Blogi

New constitution: Civil society has taken an active role

The active participation of the Tanzanian civil society has been welcomed by the authorities. Despite of the good work done by the Constitutional Review Commission, several loopholes still need to be addressed.
Asna Mshana
12.6.2013

As the first draft of the constitution has been released it's a good time to have a glimpse to the contstitution process so far.

Several CSOs in Tanzania have been very active in the constitution making  process by  collecting citizens' views, creating public awareness as well as  monitoring what is happening within the whole process.

This role was particularly given to the Constitution Forum, Jukwaa la Katiba in Kiswahili, established by about 181 CSOs to act as a watchdog during the constitution process.

In principle President's willingness to acknowledge the need for a new constitution came from the citizens' demand. This demand is rooted in the 2010 general elections results.

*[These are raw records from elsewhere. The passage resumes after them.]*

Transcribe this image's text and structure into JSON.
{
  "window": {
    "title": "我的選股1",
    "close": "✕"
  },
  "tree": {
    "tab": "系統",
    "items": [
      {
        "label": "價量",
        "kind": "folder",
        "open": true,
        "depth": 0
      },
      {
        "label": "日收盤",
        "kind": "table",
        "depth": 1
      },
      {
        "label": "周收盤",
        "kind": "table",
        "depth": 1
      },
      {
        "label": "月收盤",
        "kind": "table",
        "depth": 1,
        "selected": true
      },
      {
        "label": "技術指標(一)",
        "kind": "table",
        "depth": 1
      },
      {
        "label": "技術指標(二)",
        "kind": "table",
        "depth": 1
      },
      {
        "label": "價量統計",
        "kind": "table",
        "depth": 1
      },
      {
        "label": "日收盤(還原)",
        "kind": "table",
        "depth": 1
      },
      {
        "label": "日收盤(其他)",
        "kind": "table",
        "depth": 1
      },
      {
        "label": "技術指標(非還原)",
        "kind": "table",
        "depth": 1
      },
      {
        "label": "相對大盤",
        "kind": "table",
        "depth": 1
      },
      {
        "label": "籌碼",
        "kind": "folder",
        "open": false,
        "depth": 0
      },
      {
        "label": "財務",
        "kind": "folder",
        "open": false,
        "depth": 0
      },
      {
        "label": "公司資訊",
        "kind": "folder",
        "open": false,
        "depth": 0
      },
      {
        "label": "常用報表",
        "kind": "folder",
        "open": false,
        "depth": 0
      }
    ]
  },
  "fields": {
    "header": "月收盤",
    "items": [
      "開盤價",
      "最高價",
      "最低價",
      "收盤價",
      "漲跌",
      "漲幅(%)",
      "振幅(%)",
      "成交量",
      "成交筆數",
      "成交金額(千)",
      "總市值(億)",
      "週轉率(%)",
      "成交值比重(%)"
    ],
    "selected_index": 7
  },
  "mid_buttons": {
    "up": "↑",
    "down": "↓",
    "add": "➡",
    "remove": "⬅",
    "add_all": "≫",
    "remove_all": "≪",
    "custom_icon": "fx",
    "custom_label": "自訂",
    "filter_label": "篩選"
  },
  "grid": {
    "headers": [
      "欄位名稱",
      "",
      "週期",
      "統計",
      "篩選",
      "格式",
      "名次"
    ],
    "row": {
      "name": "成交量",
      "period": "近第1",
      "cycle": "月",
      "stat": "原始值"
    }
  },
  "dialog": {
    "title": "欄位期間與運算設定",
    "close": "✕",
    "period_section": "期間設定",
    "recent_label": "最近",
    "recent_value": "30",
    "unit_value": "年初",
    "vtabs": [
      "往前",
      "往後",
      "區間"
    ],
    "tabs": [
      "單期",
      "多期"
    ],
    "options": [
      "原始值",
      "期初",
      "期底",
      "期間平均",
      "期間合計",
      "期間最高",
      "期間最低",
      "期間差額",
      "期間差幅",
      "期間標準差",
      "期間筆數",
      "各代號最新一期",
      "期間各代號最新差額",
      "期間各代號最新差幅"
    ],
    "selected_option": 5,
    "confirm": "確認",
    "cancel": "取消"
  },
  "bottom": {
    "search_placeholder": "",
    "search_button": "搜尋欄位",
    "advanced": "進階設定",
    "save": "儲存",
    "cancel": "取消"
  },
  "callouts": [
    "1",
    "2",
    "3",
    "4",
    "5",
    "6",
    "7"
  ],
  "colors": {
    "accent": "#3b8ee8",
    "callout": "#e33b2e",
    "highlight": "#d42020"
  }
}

Since 2010 there have been concerns and demands for new constitution because of the poor elections management, the power position of the President, and the questionable independence of the Electoral Commission of Tanzania, just to mention few.

Some of the CSOs were invited to provide expert opinions on issues regarding land, natural resources, human rights, freedom of press and expression, and other organizations to present general opinions.

For example Tanzania Natural Resources Forum and Southern African Human Rights NGO Network's Tanzanian branch presented civil society's views and opinions about the role of natural resources and environmental issues in the  new constitution.

Similarly Civil Society Foundation and HakiArdhi are demanding protection of land and natural resource rights by making land tenure security a constitutional category and not leaving it to normal legislative procedures.

***

Despite of the Constitutional Review Commission's (CRC) good work, there were several loopholes raised by civil society organizations, political parties and individuals regarding the constitution process. Lack of aid for disabled people, lack of sign language translation services, political interference, and poor attendance of women are some of the challenges observed.

Most of the women were reluctant to give their views. Political interference prevented people from enjoying their freedom of expression, them ending up airing views of their respective party instead.

One challenge was that the draft constitution was available only in English despite the fact that less than 20 per cent of Tanzanians speak English, making it difficult or completely impossible for the vast majority to understand the contents of the draft.

Shortage of time have been a serious constrain in the constitution making process. For example citizens were given three days to provide their views.

Pointing out the same issues the chairman of the Constitutional Review Commission (CRC) said that the three hour time for the commission to meet with the citizens to collect their views on any given day is far from enough.


***

The  draft bill was debated within unreasonably restricted and generally technocratic circles and public hearings were only conducted in Dodoma, Dar Es-Salaam and Zanzibar which limits genuine participation of the majority of the citizens.  

The hearing process was also interrupted by police who fired tear gas to disperse residents and students in Dodoma. The students were seeking to enter parliament grounds where the public hearing was going on. In Dar es Salaam hearing was canceled after intermittent chanting.

There were also widespread protests against the draft bill when Jukwaa la Katiba and other CSOs were against it. As a result the  bill was withdrawn in order to address people’s concerns. 

The leading opposition party Chadema said the whole process was hijacked by the ruling party. The party also expressed a concern that CRC was working too closely with the government and the office of the President which compromises the commission’s ability to work independently. 

The political  allegation and religious interference was also raised by the Constitution Forum. Jukwaa la Katiba accused CRC's senior officials for refusing to appear before a parliamentary committee to clarify some matters.

At the end it must be stated that the new constitution is very important as it will be the beginning for new Tanzania: the new constitution will not only affect the political system, but also other spheres of life such as socio- economic factors.

The writer works as Kepa's Programme Advisor in Tanzania.